Start of Block
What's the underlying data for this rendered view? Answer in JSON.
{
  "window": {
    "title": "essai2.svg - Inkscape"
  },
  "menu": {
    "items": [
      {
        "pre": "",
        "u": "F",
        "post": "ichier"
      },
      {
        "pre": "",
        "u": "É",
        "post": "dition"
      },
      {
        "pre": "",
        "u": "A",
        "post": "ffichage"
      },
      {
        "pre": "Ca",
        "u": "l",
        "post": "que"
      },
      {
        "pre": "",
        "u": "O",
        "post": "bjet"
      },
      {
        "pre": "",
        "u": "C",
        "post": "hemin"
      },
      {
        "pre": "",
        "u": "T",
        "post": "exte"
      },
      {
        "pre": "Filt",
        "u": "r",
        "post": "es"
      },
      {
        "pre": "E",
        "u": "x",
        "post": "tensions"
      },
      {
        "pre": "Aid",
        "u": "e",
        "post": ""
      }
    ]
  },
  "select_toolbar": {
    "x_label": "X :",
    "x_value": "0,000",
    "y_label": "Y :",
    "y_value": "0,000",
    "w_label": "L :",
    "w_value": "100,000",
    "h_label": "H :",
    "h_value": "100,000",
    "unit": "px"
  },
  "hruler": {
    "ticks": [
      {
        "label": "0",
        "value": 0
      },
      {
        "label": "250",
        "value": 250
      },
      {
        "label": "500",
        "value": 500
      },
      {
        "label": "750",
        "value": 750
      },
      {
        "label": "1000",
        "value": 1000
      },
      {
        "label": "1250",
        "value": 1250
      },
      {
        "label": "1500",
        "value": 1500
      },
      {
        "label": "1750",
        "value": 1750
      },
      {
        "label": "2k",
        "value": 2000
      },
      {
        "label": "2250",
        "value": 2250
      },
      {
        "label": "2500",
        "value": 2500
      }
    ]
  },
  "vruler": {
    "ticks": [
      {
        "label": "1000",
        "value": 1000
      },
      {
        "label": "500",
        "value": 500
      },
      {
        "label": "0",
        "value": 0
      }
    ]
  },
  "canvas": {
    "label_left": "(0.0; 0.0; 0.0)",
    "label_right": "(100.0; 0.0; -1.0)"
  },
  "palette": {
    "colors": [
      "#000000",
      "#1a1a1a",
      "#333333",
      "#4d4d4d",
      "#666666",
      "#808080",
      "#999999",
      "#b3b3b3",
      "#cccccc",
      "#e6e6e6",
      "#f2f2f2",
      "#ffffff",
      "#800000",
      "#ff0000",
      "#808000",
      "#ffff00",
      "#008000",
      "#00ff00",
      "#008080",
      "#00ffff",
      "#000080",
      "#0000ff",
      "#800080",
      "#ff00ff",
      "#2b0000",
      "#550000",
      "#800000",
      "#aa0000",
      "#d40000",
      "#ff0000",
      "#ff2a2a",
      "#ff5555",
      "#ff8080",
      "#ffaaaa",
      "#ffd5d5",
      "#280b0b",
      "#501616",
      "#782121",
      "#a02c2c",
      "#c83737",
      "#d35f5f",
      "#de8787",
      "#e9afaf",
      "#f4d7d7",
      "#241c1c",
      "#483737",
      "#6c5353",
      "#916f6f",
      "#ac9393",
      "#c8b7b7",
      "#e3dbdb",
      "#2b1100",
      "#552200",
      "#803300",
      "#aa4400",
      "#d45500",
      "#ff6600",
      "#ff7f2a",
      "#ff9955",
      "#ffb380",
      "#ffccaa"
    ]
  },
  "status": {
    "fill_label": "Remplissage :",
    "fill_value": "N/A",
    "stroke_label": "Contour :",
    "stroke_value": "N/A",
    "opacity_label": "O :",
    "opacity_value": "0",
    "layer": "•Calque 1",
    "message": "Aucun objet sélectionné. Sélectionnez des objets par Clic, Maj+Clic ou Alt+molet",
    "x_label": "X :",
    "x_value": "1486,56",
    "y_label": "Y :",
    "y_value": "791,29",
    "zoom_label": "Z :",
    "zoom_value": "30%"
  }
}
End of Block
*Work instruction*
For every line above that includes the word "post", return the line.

*Task answer*
        "post": "ichier"
        "post": "dition"
        "post": "ffichage"
        "post": "que"
        "post": "bjet"
        "post": "hemin"
        "post": "exte"
        "post": "es"
        "post": "tensions"
        "post": ""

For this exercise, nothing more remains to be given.